Assault, particularly sexual assault, is supposed to be taken seriously, but are student organizations on campus complicit in excusing these behaviors?
With Sexual Assault Awareness Week upon us, many find solace in the knowledge that there is extensive dialogue on this subject, but are mortified that there are so many survivors on Cornell’s campus alone.
Even more disturbing, many organizations on campus either do not detail actions and consequences attached to assault and sexual assault or have a formal risk management policy that they do not follow.
In my personal experience, every single organization that I have taken a significant part in has been incapable or unwilling to take any concrete action in regard to assault, even after those in charge were made aware of such instances.
For example, I approached someone on the E-board of one particular organization in which I was heavily involved to talk about a traumatic experience with another member of the club. The experience left me ridden with panic attacks for two weeks and caused me to be unable to study — or even get out of bed — for weeks. This particular organization claims to have a strong risk management policy, and this policy is emphasized every semester to the entirety of the general body. However, I was met with mild concern, some friendly claims of support and nothing else. To my knowledge, the other person was not even contacted by the organization and is now serving on that same E-board.
Because of that situation, I have had to not only interact with someone who has trapped me against a wall but also watch them elected onto the E-board of that organization. Years ago, in an entirely different organization, I reported an egregious sexual assault incident, only to find out that person is now holding a top position in his organization. I have had to sit by and listen to someone else complain about others using sexual assault as a political weapon, and I have had to hear someone say that a highly ranked diplomat might have been lying about her sexual assault experiences without even mild pushback from those who were in charge. In my experience, and in the experiences of far too many others, the topic of sexual assault is sidelined or hushed up.
I know that these issues are not isolated to my own personal experiences, and while I urge people to stand up against those who are perpetuating the problem, it should not be solely up to bystanders to ensure that action is being taken. We often look at top officials and ask ourselves how assault can be taken so lightly and be ignored or brushed off but fail to see that we ourselves are the root of the problem. We cannot claim to support survivors and combat assault and sexual assault while many large organizations on campus fail to do just that.

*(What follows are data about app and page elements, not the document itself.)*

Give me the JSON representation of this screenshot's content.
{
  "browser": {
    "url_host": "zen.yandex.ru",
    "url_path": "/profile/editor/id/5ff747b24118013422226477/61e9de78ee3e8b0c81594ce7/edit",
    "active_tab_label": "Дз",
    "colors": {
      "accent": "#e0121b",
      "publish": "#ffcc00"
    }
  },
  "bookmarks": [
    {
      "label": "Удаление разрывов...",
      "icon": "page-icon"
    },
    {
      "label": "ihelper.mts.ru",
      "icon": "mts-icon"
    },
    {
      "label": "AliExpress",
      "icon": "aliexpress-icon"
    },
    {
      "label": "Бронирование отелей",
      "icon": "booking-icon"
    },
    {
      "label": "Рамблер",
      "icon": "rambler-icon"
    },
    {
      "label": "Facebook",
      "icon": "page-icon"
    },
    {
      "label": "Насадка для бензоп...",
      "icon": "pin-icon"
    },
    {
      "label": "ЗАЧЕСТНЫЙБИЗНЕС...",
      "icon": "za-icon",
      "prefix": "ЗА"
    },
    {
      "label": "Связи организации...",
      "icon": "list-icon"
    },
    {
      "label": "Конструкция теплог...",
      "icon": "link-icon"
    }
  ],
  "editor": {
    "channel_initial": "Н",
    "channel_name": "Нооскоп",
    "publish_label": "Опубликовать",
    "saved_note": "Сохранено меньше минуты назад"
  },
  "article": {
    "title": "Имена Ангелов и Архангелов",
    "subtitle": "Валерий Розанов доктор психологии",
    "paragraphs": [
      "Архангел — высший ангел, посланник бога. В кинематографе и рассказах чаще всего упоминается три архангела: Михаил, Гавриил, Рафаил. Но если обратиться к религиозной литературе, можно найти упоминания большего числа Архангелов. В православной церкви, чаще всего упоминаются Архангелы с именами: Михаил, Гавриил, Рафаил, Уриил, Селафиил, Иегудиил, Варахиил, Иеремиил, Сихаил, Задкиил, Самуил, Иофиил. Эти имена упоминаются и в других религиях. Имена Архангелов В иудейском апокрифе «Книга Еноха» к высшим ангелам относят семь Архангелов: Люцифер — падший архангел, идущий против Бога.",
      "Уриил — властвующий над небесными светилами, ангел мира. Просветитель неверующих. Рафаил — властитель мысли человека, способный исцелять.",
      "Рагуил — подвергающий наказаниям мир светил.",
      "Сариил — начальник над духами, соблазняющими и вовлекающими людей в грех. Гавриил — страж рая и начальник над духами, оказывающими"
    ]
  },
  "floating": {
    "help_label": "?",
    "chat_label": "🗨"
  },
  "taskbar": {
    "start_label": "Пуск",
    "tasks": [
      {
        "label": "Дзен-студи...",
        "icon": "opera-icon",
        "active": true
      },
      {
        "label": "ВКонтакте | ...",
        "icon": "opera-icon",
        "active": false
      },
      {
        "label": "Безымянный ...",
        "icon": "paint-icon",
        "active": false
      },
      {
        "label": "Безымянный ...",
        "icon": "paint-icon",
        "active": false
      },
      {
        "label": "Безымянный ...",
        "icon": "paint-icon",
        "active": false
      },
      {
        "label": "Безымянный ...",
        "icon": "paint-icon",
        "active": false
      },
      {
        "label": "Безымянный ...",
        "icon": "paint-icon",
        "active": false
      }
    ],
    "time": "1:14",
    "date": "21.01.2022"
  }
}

While we see how sexual assault and assault are treated in the public sphere and continue to raise awareness throughout our campus, we must also be active in enforcing consequences for those who have hurt others. We must ensure that every organization on campus not only has a stringent risk management policy but also that there is some sort of accountability measure to ensure that concrete action is being taken to follow these policies.
Joanna Hua is a junior in the College of Arts and Sciences. Guest Room appears periodically this semester. Comments may be sent to email@example.com.